• **Component data from apps and pages**:
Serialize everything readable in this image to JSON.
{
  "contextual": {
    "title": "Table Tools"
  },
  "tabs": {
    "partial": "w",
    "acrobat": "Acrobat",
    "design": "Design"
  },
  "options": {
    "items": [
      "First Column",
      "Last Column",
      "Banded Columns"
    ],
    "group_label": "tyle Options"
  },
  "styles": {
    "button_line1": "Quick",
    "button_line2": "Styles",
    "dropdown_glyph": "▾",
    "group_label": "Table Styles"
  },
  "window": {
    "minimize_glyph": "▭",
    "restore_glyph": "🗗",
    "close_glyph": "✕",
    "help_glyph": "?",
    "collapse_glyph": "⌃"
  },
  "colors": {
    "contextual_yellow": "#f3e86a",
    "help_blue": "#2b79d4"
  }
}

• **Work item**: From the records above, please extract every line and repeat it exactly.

• **The answer**:
Serialize everything readable in this image to JSON.
{
  "contextual": {
    "title": "Table Tools"
  },
  "tabs": {
    "partial": "w",
    "acrobat": "Acrobat",
    "design": "Design"
  },
  "options": {
    "items": [
      "First Column",
      "Last Column",
      "Banded Columns"
    ],
    "group_label": "tyle Options"
  },
  "styles": {
    "button_line1": "Quick",
    "button_line2": "Styles",
    "dropdown_glyph": "▾",
    "group_label": "Table Styles"
  },
  "window": {
    "minimize_glyph": "▭",
    "restore_glyph": "🗗",
    "close_glyph": "✕",
    "help_glyph": "?",
    "collapse_glyph": "⌃"
  },
  "colors": {
    "contextual_yellow": "#f3e86a",
    "help_blue": "#2b79d4"
  }
}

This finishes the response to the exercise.